expenses of hotel fare. We traveled miles on foot, time and again, because we had no money to hire a carriage. Oh, how precious was the truth to us! how valuable souls purchased by the blood of Christ!

We have no complaints to make of our sufferings in those days of close want and perplexity, which made the exercise of faith necessary. They were the happiest days of our lives. There we learned the simplicity of faith. There, while in affliction we tested and proved the Lord. He was our consolation. He was to us like the shadow of a great rock in a weary land. It is unfortunate for you, my brother, and for our young ministers generally, that you and they have not had a similar experience in privation, in trial, and in need; for such an experience would be worth to you more than houses or lands, gold or silver.

When we refer to our past experience of excessive labor and want, and of laboring with our hands to support ourselves and to publish the truth at the very commencement of the work, some of our young preachers of but few years’ experience in the work seem to be annoyed and charge us with boasting of our own works. The reason of this is that their own lives have been so free from wearing care, want, and self-sacrifice that they know not how to sympathize with us, and the contrast is not agreeable to their feelings. To have presented before them the experience of others which is in such wide contrast with their own course does not make their labors appear in so favorable a light as they would have them.

When we commenced this work we were both in feeble health. My husband was a dyspeptic; yet three times a day, in faith, we made our supplications to God for strength.

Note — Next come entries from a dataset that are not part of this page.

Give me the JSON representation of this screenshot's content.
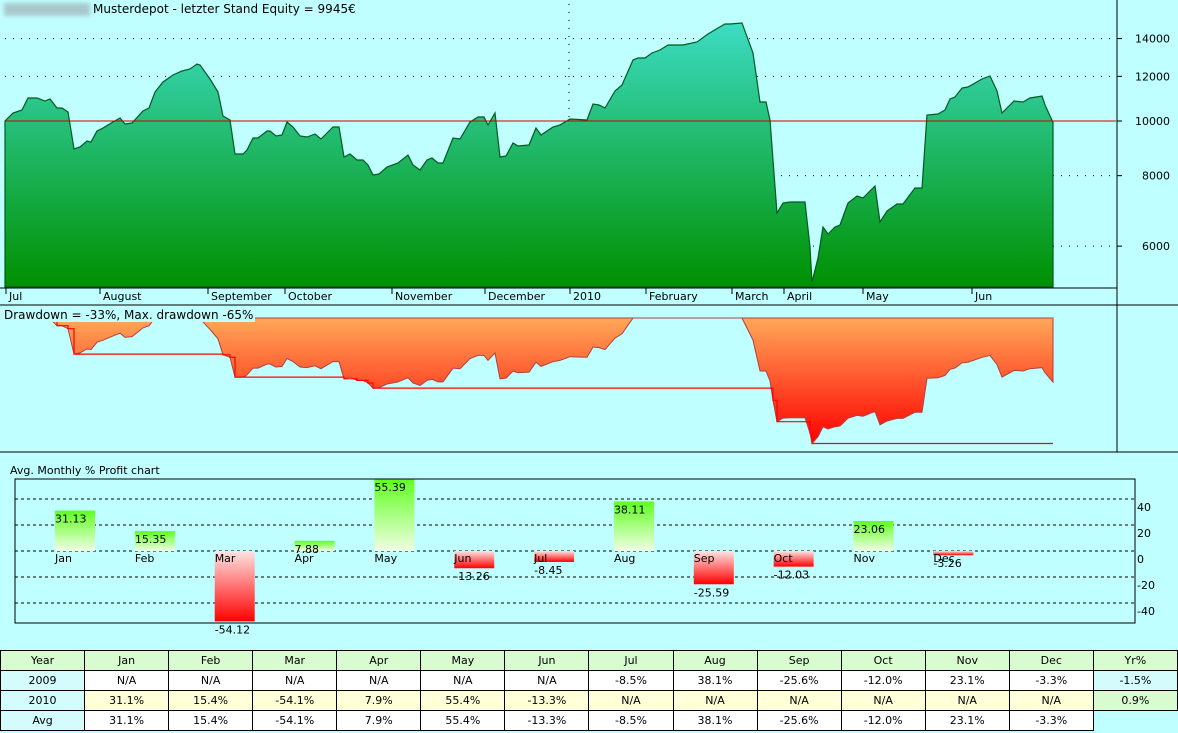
{
  "header": {
    "title": "Musterdepot - letzter Stand Equity = 9945€"
  },
  "drawdown": {
    "label": "Drawdown = -33%, Max. drawdown -65%"
  },
  "profit_chart": {
    "title": "Avg. Monthly % Profit chart"
  },
  "colors": {
    "background": "#c0ffff",
    "equity_top": "#3cdcc4",
    "equity_bottom": "#009000",
    "dd_top": "#ffa858",
    "dd_bottom": "#ff0000",
    "ref_line": "#cc0000"
  },
  "chart_data": [
    {
      "type": "area",
      "title": "Musterdepot - letzter Stand Equity = 9945€",
      "yscale": "log",
      "ylim": [
        4600,
        16000
      ],
      "yticks": [
        6000,
        8000,
        10000,
        12000,
        14000
      ],
      "reference_line": 10000,
      "xlim": [
        0,
        277.75
      ],
      "xlabel_unit": "trading day index",
      "month_ticks": [
        {
          "label": "Jul",
          "x": 0
        },
        {
          "label": "August",
          "x": 23.5
        },
        {
          "label": "September",
          "x": 50.5
        },
        {
          "label": "October",
          "x": 69.75
        },
        {
          "label": "November",
          "x": 96.5
        },
        {
          "label": "December",
          "x": 119.75
        },
        {
          "label": "2010",
          "x": 141
        },
        {
          "label": "February",
          "x": 160
        },
        {
          "label": "March",
          "x": 181.5
        },
        {
          "label": "April",
          "x": 194.5
        },
        {
          "label": "May",
          "x": 214.25
        },
        {
          "label": "Jun",
          "x": 241.5
        }
      ],
      "year_divider_x": 141,
      "series": [
        {
          "name": "Equity",
          "points": [
            [
              0,
              10000
            ],
            [
              2,
              10332
            ],
            [
              4.25,
              10459
            ],
            [
              5.75,
              10984
            ],
            [
              8,
              10984
            ],
            [
              10,
              10851
            ],
            [
              11.25,
              10940
            ],
            [
              13,
              10545
            ],
            [
              14.25,
              10545
            ],
            [
              15.75,
              10374
            ],
            [
              17.25,
              8920
            ],
            [
              18.75,
              8993
            ],
            [
              20.5,
              9216
            ],
            [
              21.5,
              9179
            ],
            [
              23,
              9600
            ],
            [
              24.5,
              9718
            ],
            [
              27,
              9959
            ],
            [
              28.75,
              10123
            ],
            [
              30,
              9878
            ],
            [
              31.75,
              9919
            ],
            [
              34.5,
              10417
            ],
            [
              36,
              10545
            ],
            [
              37.5,
              11257
            ],
            [
              39.5,
              11726
            ],
            [
              42,
              12066
            ],
            [
              44.25,
              12264
            ],
            [
              46.25,
              12364
            ],
            [
              48,
              12620
            ],
            [
              48.75,
              12568
            ],
            [
              51.25,
              11870
            ],
            [
              53.25,
              11257
            ],
            [
              54.5,
              10206
            ],
            [
              56.25,
              10041
            ],
            [
              57.5,
              8740
            ],
            [
              59.5,
              8740
            ],
            [
              60.5,
              8884
            ],
            [
              62,
              9330
            ],
            [
              63.25,
              9330
            ],
            [
              65.5,
              9600
            ],
            [
              66.25,
              9600
            ],
            [
              67.75,
              9406
            ],
            [
              69.25,
              9445
            ],
            [
              70.5,
              9959
            ],
            [
              72,
              9758
            ],
            [
              73.75,
              9406
            ],
            [
              75.5,
              9368
            ],
            [
              77.5,
              9483
            ],
            [
              79,
              9292
            ],
            [
              80.75,
              9561
            ],
            [
              82,
              9758
            ],
            [
              83.5,
              9758
            ],
            [
              84.75,
              8633
            ],
            [
              86.25,
              8740
            ],
            [
              88,
              8528
            ],
            [
              89.5,
              8528
            ],
            [
              90.75,
              8356
            ],
            [
              92,
              8022
            ],
            [
              93.5,
              8055
            ],
            [
              95.5,
              8288
            ],
            [
              98.25,
              8425
            ],
            [
              100.75,
              8704
            ],
            [
              102,
              8356
            ],
            [
              103.75,
              8187
            ],
            [
              105.5,
              8528
            ],
            [
              106.75,
              8598
            ],
            [
              108.25,
              8425
            ],
            [
              109.5,
              8425
            ],
            [
              112,
              9330
            ],
            [
              113.75,
              9292
            ],
            [
              116.25,
              9959
            ],
            [
              118.25,
              10165
            ],
            [
              119.75,
              10165
            ],
            [
              120.75,
              9838
            ],
            [
              122.5,
              10332
            ],
            [
              123.75,
              8633
            ],
            [
              125.25,
              8669
            ],
            [
              127,
              9141
            ],
            [
              128.25,
              9030
            ],
            [
              131,
              9067
            ],
            [
              132.75,
              9718
            ],
            [
              134,
              9445
            ],
            [
              137,
              9758
            ],
            [
              138.75,
              9838
            ],
            [
              141.25,
              10082
            ],
            [
              145.5,
              10041
            ],
            [
              147,
              10719
            ],
            [
              148.5,
              10675
            ],
            [
              150,
              10545
            ],
            [
              152.5,
              11303
            ],
            [
              154.25,
              11583
            ],
            [
              157,
              12827
            ],
            [
              158.25,
              12932
            ],
            [
              160,
              12932
            ],
            [
              161.75,
              13200
            ],
            [
              163.75,
              13362
            ],
            [
              165.75,
              13637
            ],
            [
              169.5,
              13637
            ],
            [
              173,
              13805
            ],
            [
              175.75,
              14264
            ],
            [
              178.25,
              14617
            ],
            [
              180,
              14857
            ],
            [
              181.25,
              14857
            ],
            [
              184.25,
              14918
            ],
            [
              187,
              13200
            ],
            [
              188.75,
              10807
            ],
            [
              190.25,
              10807
            ],
            [
              191.25,
              10041
            ],
            [
              192,
              8528
            ],
            [
              193,
              6870
            ],
            [
              194.5,
              7156
            ],
            [
              196.25,
              7185
            ],
            [
              200,
              7185
            ],
            [
              201.25,
              5979
            ],
            [
              201.75,
              5184
            ],
            [
              203.25,
              5716
            ],
            [
              204.5,
              6488
            ],
            [
              205.75,
              6306
            ],
            [
              207.5,
              6488
            ],
            [
              208.75,
              6541
            ],
            [
              210.75,
              7156
            ],
            [
              213,
              7363
            ],
            [
              214.5,
              7303
            ],
            [
              217.5,
              7670
            ],
            [
              218.75,
              6622
            ],
            [
              220.5,
              6926
            ],
            [
              223,
              7127
            ],
            [
              224.5,
              7127
            ],
            [
              227.5,
              7607
            ],
            [
              229.25,
              7607
            ],
            [
              230.5,
              10248
            ],
            [
              233.25,
              10290
            ],
            [
              235,
              10459
            ],
            [
              236.25,
              10940
            ],
            [
              237.5,
              11030
            ],
            [
              239.25,
              11442
            ],
            [
              240.75,
              11489
            ],
            [
              244.25,
              11870
            ],
            [
              246.25,
              12016
            ],
            [
              248,
              11303
            ],
            [
              249.25,
              10332
            ],
            [
              252.25,
              10851
            ],
            [
              254.5,
              10807
            ],
            [
              256.25,
              10984
            ],
            [
              259.25,
              11074
            ],
            [
              260,
              10675
            ],
            [
              262,
              9945
            ]
          ]
        }
      ]
    },
    {
      "type": "area",
      "title": "Drawdown = -33%, Max. drawdown -65%",
      "derived_from": "Equity",
      "ylim": [
        -0.65,
        0
      ],
      "current_drawdown_pct": -33,
      "max_drawdown_pct": -65
    },
    {
      "type": "bar",
      "title": "Avg. Monthly % Profit chart",
      "categories": [
        "Jan",
        "Feb",
        "Mar",
        "Apr",
        "May",
        "Jun",
        "Jul",
        "Aug",
        "Sep",
        "Oct",
        "Nov",
        "Dec"
      ],
      "values": [
        31.13,
        15.35,
        -54.12,
        7.88,
        55.39,
        -13.26,
        -8.45,
        38.11,
        -25.59,
        -12.03,
        23.06,
        -3.26
      ],
      "value_labels": [
        "31.13",
        "15.35",
        "-54.12",
        "7.88",
        "55.39",
        "-13.26",
        "-8.45",
        "38.11",
        "-25.59",
        "-12.03",
        "23.06",
        "-3.26"
      ],
      "ylim": [
        -55.4,
        55.4
      ],
      "yticks": [
        40,
        20,
        0,
        -20,
        -40
      ],
      "grid": true
    }
  ],
  "table": {
    "headers": [
      "Year",
      "Jan",
      "Feb",
      "Mar",
      "Apr",
      "May",
      "Jun",
      "Jul",
      "Aug",
      "Sep",
      "Oct",
      "Nov",
      "Dec",
      "Yr%"
    ],
    "rows": [
      {
        "year": "2009",
        "cells": [
          "N/A",
          "N/A",
          "N/A",
          "N/A",
          "N/A",
          "N/A",
          "-8.5%",
          "38.1%",
          "-25.6%",
          "-12.0%",
          "23.1%",
          "-3.3%"
        ],
        "total": "-1.5%"
      },
      {
        "year": "2010",
        "cells": [
          "31.1%",
          "15.4%",
          "-54.1%",
          "7.9%",
          "55.4%",
          "-13.3%",
          "N/A",
          "N/A",
          "N/A",
          "N/A",
          "N/A",
          "N/A"
        ],
        "total": "0.9%"
      },
      {
        "year": "Avg",
        "cells": [
          "31.1%",
          "15.4%",
          "-54.1%",
          "7.9%",
          "55.4%",
          "-13.3%",
          "-8.5%",
          "38.1%",
          "-25.6%",
          "-12.0%",
          "23.1%",
          "-3.3%"
        ],
        "total": ""
      }
    ]
  }
}
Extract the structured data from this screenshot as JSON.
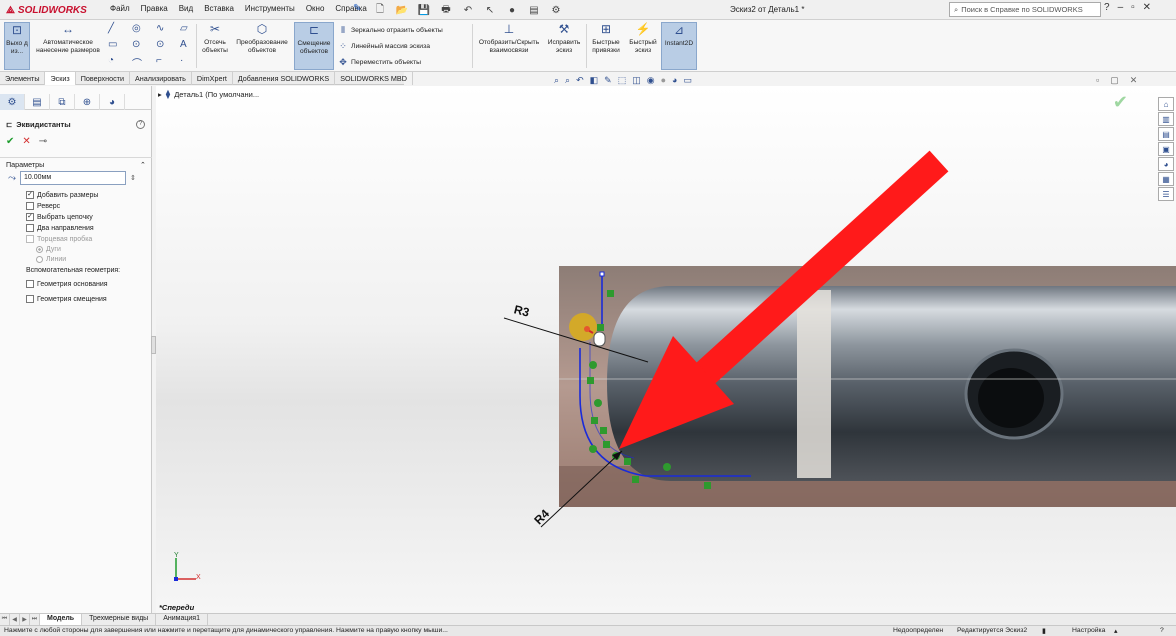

My husband went into the hayfield with his scythe, and, in the strength that God gave him in answer to our earnest prayers, he there earned, by mowing, means with which to purchase us neat, plain clothing and to pay our fare to a distant state to present the truth to our brethren.

Testimonies for the Church, Vol. 3 pp. 309-318